Bangladesh and India have signed 22 pacts during Prime Minister Sheikh Hasina’s visit, which ended on Monday. But the Teesta water sharing deal appears to be out of reach, which means the successes of the visit will be weighed against this impediment
Prime Minister Sheikh Hasina returned to Dhaka last night after completing her three-day state visit to India.
During the visit, Bangladesh and India signed 22 pacts, with a new $4.5bn Line of Credit, increased cooperation in information technology, increased Indian commitment to ensuring Bangladeshi energy security and a number of initiatives to increase road and waterway connectivity standing out as the main achievements.
Noticeably missing from the pacts is the elusive Teesta River water sharing deal, a sticking point in the relation between the two countries since the visit of former Indian Prime Minister Manmohan Singh in 2009 to Bangladesh. The deal fell through at the time because of last minute resistance from West Bengal Chief Minister Mamata Banarjee.
This time around, while Mamata held her ground on the resistance to the deal, Indian Prime Minister Narenda Modi left no stone unturned to assure Sheikh Hasina that Delhi was fully committed to delivering on the deal at the earliest possible time.
To push through his point, Modi made a series of goodwill gestures, including breaking protocol to receive Sheikh Hasina from the airport and renaming a prominent road in Delhi after Bangabandhu.
During the trip, the government of India and Bangladesh also signed a number of instruments on defence cooperation, inclu-ding a separate $500 million line of credit to Bangladesh for purchasing arms and technology from India.
The two countries had been cooperating on defence for a number of years now and supporters of the deal see the Memorandum of Understanding signed between the two countries as a step forward in formalising the relationship.
Security experts, however, had been clamouring about the deal since before the prime minister’s trip. India had become wary of Bangladesh’s growing cooperation with China and a defence deal is India’s way of protecting its
own backyard against China, they said.
The leading opposition party Bangladesh Nationalist Party jumped onto the controversy surrounding the defence pact, especially in the absence of a Teesta deal. Not long after the MoUs were made public on April 8, former BNP chief Khaleda Zia criticised the prime minister for having ‘sold out the country.’
Most independent experts however are optimistic in assessing the outcome of the tour.
For Rounaq Jahan, distinguished fellow at the Centre for Policy Dialogue, the unresolved Teesta water sharing treaty was not a big surprise as the media had been reporting about it for a number of days.
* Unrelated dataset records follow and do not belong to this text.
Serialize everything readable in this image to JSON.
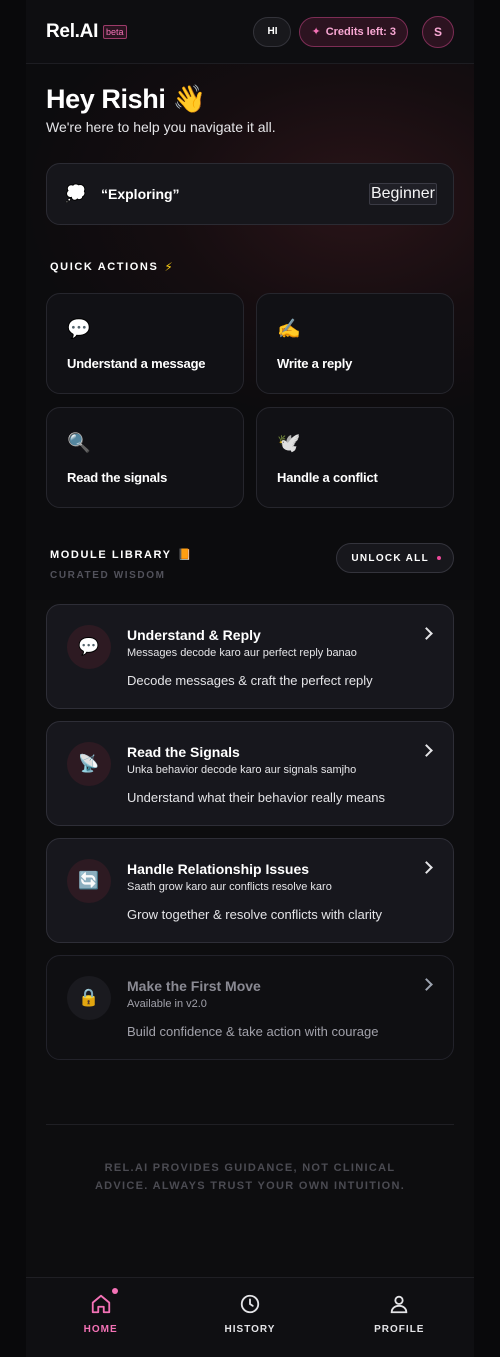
{
  "header": {
    "brand": "Rel.AI",
    "beta": "beta",
    "hi_label": "HI",
    "credits_label": "Credits left: 3",
    "avatar_initial": "S"
  },
  "greeting": {
    "title": "Hey Rishi 👋",
    "subtitle": "We're here to help you navigate it all."
  },
  "mode": {
    "icon": "💭",
    "text": "“Exploring”",
    "level": "Beginner"
  },
  "quick_actions": {
    "title": "QUICK ACTIONS",
    "items": [
      {
        "icon": "💬",
        "label": "Understand a message"
      },
      {
        "icon": "✍️",
        "label": "Write a reply"
      },
      {
        "icon": "🔍",
        "label": "Read the signals"
      },
      {
        "icon": "🕊️",
        "label": "Handle a conflict"
      }
    ]
  },
  "library": {
    "title": "MODULE LIBRARY",
    "subtitle": "CURATED WISDOM",
    "unlock_label": "UNLOCK ALL",
    "modules": [
      {
        "icon": "💬",
        "title": "Understand & Reply",
        "sub": "Messages decode karo aur perfect reply banao",
        "desc": "Decode messages & craft the perfect reply",
        "locked": false
      },
      {
        "icon": "📡",
        "title": "Read the Signals",
        "sub": "Unka behavior decode karo aur signals samjho",
        "desc": "Understand what their behavior really means",
        "locked": false
      },
      {
        "icon": "🔄",
        "title": "Handle Relationship Issues",
        "sub": "Saath grow karo aur conflicts resolve karo",
        "desc": "Grow together & resolve conflicts with clarity",
        "locked": false
      },
      {
        "icon": "🔒",
        "title": "Make the First Move",
        "sub": "Available in v2.0",
        "desc": "Build confidence & take action with courage",
        "locked": true
      }
    ]
  },
  "disclaimer": "REL.AI PROVIDES GUIDANCE, NOT CLINICAL ADVICE. ALWAYS TRUST YOUR OWN INTUITION.",
  "nav": {
    "home": "HOME",
    "history": "HISTORY",
    "profile": "PROFILE"
  },
  "colors": {
    "accent": "#f472b6",
    "background": "#09090b",
    "card": "#17171d"
  }
}
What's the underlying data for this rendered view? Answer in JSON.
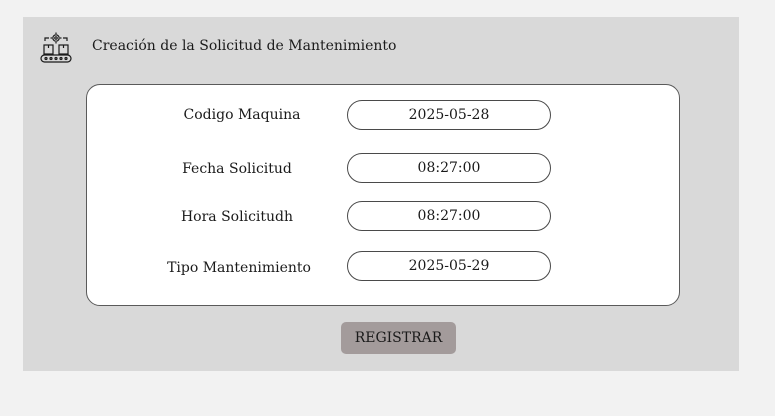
{
  "header": {
    "icon": "conveyor-gear-icon",
    "title": "Creación de la Solicitud de Mantenimiento"
  },
  "form": {
    "fields": [
      {
        "label": "Codigo Maquina",
        "value": "2025-05-28"
      },
      {
        "label": "Fecha Solicitud",
        "value": "08:27:00"
      },
      {
        "label": "Hora Solicitudh",
        "value": "08:27:00"
      },
      {
        "label": "Tipo Mantenimiento",
        "value": "2025-05-29"
      }
    ]
  },
  "actions": {
    "register_label": "REGISTRAR"
  },
  "colors": {
    "page_background": "#f2f2f2",
    "panel_background": "#d9d9d9",
    "card_background": "#ffffff",
    "button_background": "#a39b9b"
  }
}
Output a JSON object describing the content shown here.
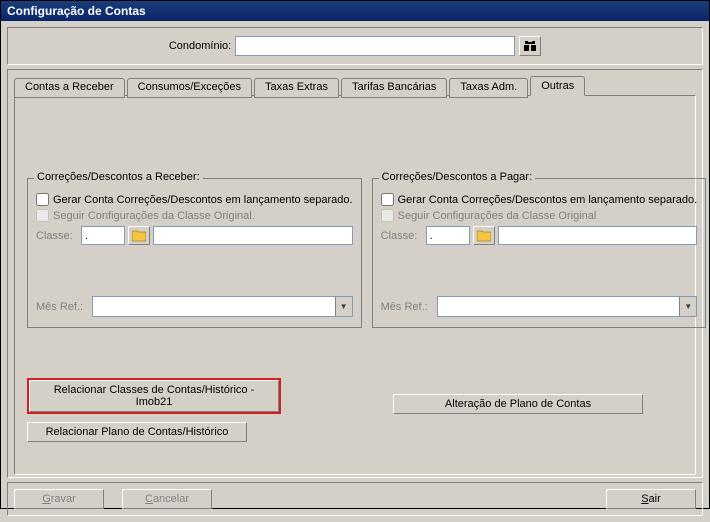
{
  "window": {
    "title": "Configuração de Contas"
  },
  "condo": {
    "label": "Condomínio:",
    "value": "",
    "search_icon": "binoculars-icon"
  },
  "tabs": [
    {
      "label": "Contas a Receber"
    },
    {
      "label": "Consumos/Exceções"
    },
    {
      "label": "Taxas Extras"
    },
    {
      "label": "Tarifas Bancárias"
    },
    {
      "label": "Taxas Adm."
    },
    {
      "label": "Outras"
    }
  ],
  "groups": {
    "left": {
      "legend": "Correções/Descontos a Receber:",
      "chk1": "Gerar Conta Correções/Descontos em lançamento separado.",
      "chk2": "Seguir Configurações da Classe Original.",
      "classe_label": "Classe:",
      "classe_code": ".",
      "classe_desc": "",
      "mesref_label": "Mês Ref.:",
      "mesref_value": ""
    },
    "right": {
      "legend": "Correções/Descontos a Pagar:",
      "chk1": "Gerar Conta Correções/Descontos em lançamento separado.",
      "chk2": "Seguir Configurações da Classe Original",
      "classe_label": "Classe:",
      "classe_code": ".",
      "classe_desc": "",
      "mesref_label": "Mês Ref.:",
      "mesref_value": ""
    }
  },
  "buttons": {
    "relacionar_classes": "Relacionar Classes de Contas/Histórico - Imob21",
    "alteracao_plano": "Alteração de Plano de Contas",
    "relacionar_plano": "Relacionar Plano de Contas/Histórico",
    "gravar": "Gravar",
    "cancelar": "Cancelar",
    "sair": "Sair"
  },
  "icons": {
    "folder": "📂",
    "binoculars": "🔍",
    "dropdown": "▼"
  }
}
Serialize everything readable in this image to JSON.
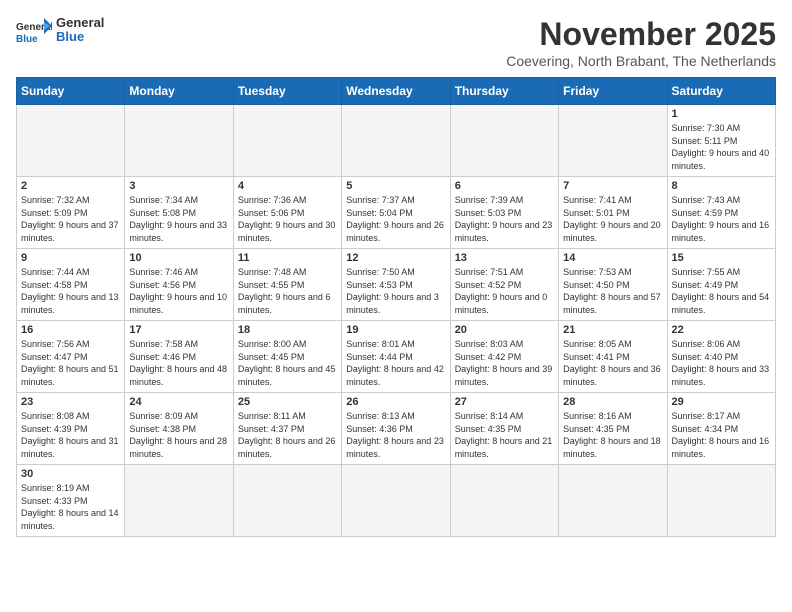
{
  "header": {
    "logo_general": "General",
    "logo_blue": "Blue",
    "month_year": "November 2025",
    "location": "Coevering, North Brabant, The Netherlands"
  },
  "weekdays": [
    "Sunday",
    "Monday",
    "Tuesday",
    "Wednesday",
    "Thursday",
    "Friday",
    "Saturday"
  ],
  "weeks": [
    [
      {
        "day": "",
        "info": ""
      },
      {
        "day": "",
        "info": ""
      },
      {
        "day": "",
        "info": ""
      },
      {
        "day": "",
        "info": ""
      },
      {
        "day": "",
        "info": ""
      },
      {
        "day": "",
        "info": ""
      },
      {
        "day": "1",
        "info": "Sunrise: 7:30 AM\nSunset: 5:11 PM\nDaylight: 9 hours and 40 minutes."
      }
    ],
    [
      {
        "day": "2",
        "info": "Sunrise: 7:32 AM\nSunset: 5:09 PM\nDaylight: 9 hours and 37 minutes."
      },
      {
        "day": "3",
        "info": "Sunrise: 7:34 AM\nSunset: 5:08 PM\nDaylight: 9 hours and 33 minutes."
      },
      {
        "day": "4",
        "info": "Sunrise: 7:36 AM\nSunset: 5:06 PM\nDaylight: 9 hours and 30 minutes."
      },
      {
        "day": "5",
        "info": "Sunrise: 7:37 AM\nSunset: 5:04 PM\nDaylight: 9 hours and 26 minutes."
      },
      {
        "day": "6",
        "info": "Sunrise: 7:39 AM\nSunset: 5:03 PM\nDaylight: 9 hours and 23 minutes."
      },
      {
        "day": "7",
        "info": "Sunrise: 7:41 AM\nSunset: 5:01 PM\nDaylight: 9 hours and 20 minutes."
      },
      {
        "day": "8",
        "info": "Sunrise: 7:43 AM\nSunset: 4:59 PM\nDaylight: 9 hours and 16 minutes."
      }
    ],
    [
      {
        "day": "9",
        "info": "Sunrise: 7:44 AM\nSunset: 4:58 PM\nDaylight: 9 hours and 13 minutes."
      },
      {
        "day": "10",
        "info": "Sunrise: 7:46 AM\nSunset: 4:56 PM\nDaylight: 9 hours and 10 minutes."
      },
      {
        "day": "11",
        "info": "Sunrise: 7:48 AM\nSunset: 4:55 PM\nDaylight: 9 hours and 6 minutes."
      },
      {
        "day": "12",
        "info": "Sunrise: 7:50 AM\nSunset: 4:53 PM\nDaylight: 9 hours and 3 minutes."
      },
      {
        "day": "13",
        "info": "Sunrise: 7:51 AM\nSunset: 4:52 PM\nDaylight: 9 hours and 0 minutes."
      },
      {
        "day": "14",
        "info": "Sunrise: 7:53 AM\nSunset: 4:50 PM\nDaylight: 8 hours and 57 minutes."
      },
      {
        "day": "15",
        "info": "Sunrise: 7:55 AM\nSunset: 4:49 PM\nDaylight: 8 hours and 54 minutes."
      }
    ],
    [
      {
        "day": "16",
        "info": "Sunrise: 7:56 AM\nSunset: 4:47 PM\nDaylight: 8 hours and 51 minutes."
      },
      {
        "day": "17",
        "info": "Sunrise: 7:58 AM\nSunset: 4:46 PM\nDaylight: 8 hours and 48 minutes."
      },
      {
        "day": "18",
        "info": "Sunrise: 8:00 AM\nSunset: 4:45 PM\nDaylight: 8 hours and 45 minutes."
      },
      {
        "day": "19",
        "info": "Sunrise: 8:01 AM\nSunset: 4:44 PM\nDaylight: 8 hours and 42 minutes."
      },
      {
        "day": "20",
        "info": "Sunrise: 8:03 AM\nSunset: 4:42 PM\nDaylight: 8 hours and 39 minutes."
      },
      {
        "day": "21",
        "info": "Sunrise: 8:05 AM\nSunset: 4:41 PM\nDaylight: 8 hours and 36 minutes."
      },
      {
        "day": "22",
        "info": "Sunrise: 8:06 AM\nSunset: 4:40 PM\nDaylight: 8 hours and 33 minutes."
      }
    ],
    [
      {
        "day": "23",
        "info": "Sunrise: 8:08 AM\nSunset: 4:39 PM\nDaylight: 8 hours and 31 minutes."
      },
      {
        "day": "24",
        "info": "Sunrise: 8:09 AM\nSunset: 4:38 PM\nDaylight: 8 hours and 28 minutes."
      },
      {
        "day": "25",
        "info": "Sunrise: 8:11 AM\nSunset: 4:37 PM\nDaylight: 8 hours and 26 minutes."
      },
      {
        "day": "26",
        "info": "Sunrise: 8:13 AM\nSunset: 4:36 PM\nDaylight: 8 hours and 23 minutes."
      },
      {
        "day": "27",
        "info": "Sunrise: 8:14 AM\nSunset: 4:35 PM\nDaylight: 8 hours and 21 minutes."
      },
      {
        "day": "28",
        "info": "Sunrise: 8:16 AM\nSunset: 4:35 PM\nDaylight: 8 hours and 18 minutes."
      },
      {
        "day": "29",
        "info": "Sunrise: 8:17 AM\nSunset: 4:34 PM\nDaylight: 8 hours and 16 minutes."
      }
    ],
    [
      {
        "day": "30",
        "info": "Sunrise: 8:19 AM\nSunset: 4:33 PM\nDaylight: 8 hours and 14 minutes."
      },
      {
        "day": "",
        "info": ""
      },
      {
        "day": "",
        "info": ""
      },
      {
        "day": "",
        "info": ""
      },
      {
        "day": "",
        "info": ""
      },
      {
        "day": "",
        "info": ""
      },
      {
        "day": "",
        "info": ""
      }
    ]
  ]
}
She said: “I have not seen the details of the agreements and MoUs, but from the list I find no surprises. Our media has been talking about these agreements and the MoUs in the last few days. We also knew that no agreement will be signed on Teesta.
“On Teesta, Modi made a public commitment that the agreement will be made during his and Sheikh Hasina’s tenure in office.”
She also praised Modi for his symbolic gestures of friendship.
The new line of credit, which will be provided for different economic development purposes will be worthwhile if Bangladesh can implement these projects properly. We are always talking about implementing these kinds of projects on time, which we in most cases fail
“What was remarkable was some symbolic gestures of friendship such as Prime Minister Modi breaking the protocol and coming to the airport to greet our prime minister, naming a street in Delhi after Bangabandhu, Modi’s repeated references to Bangabandhu in his speeches, launching of Bangabandhu’s memoir in Hindi etc.”
With regards to the Line of Credit, another CPD distinguished fellow, Mustafizur Rahman, as well as Rounaq, said the government should pay attention to its implementation properly as Bangladesh’s record of implementation of projects is not good.
Mustafizur said that the new line of credit, which will be provided for different economic development purposes will be worthwhile if Bangladesh can implement these projects properly.
“We are always talking about implementing these kinds of projects on time, which we in most cases fail. But that does not mean we should not take a new credit line for new projects,” he said.
“We need to think about how these projects can be completed on time, at affordable cost, through good governance and time management.”
A recent analysis of Bangladesh Bank’s research department stated the Indian LOCs have resulted in huge liabilities for the Bangladesh government because of the loans’ nature being “supplier’s credit.”
The analysis also stated that the viability of projects implemented under the Indian LOCs were questionable.
Mustafizur believed the line of credit worth would be used on diverse economic issues like trade and investment, energy transportation and people-to-people connectivity, which will create opportunities to improve all these sectors.
He also said that the government should negotiate with the Indian government to bring down the condition of 75% procurement purchase from India.
CPB President Mujahidul Islam Selim said without signing the Teesta deal, the defence MoU was unexpected.
“This agreement will give rise to suspicions that will damage the friendship of the two countries. Teesta agreement should have been signed on the basis of equity and fairness in order to ensure the natural flow of the river,” he said.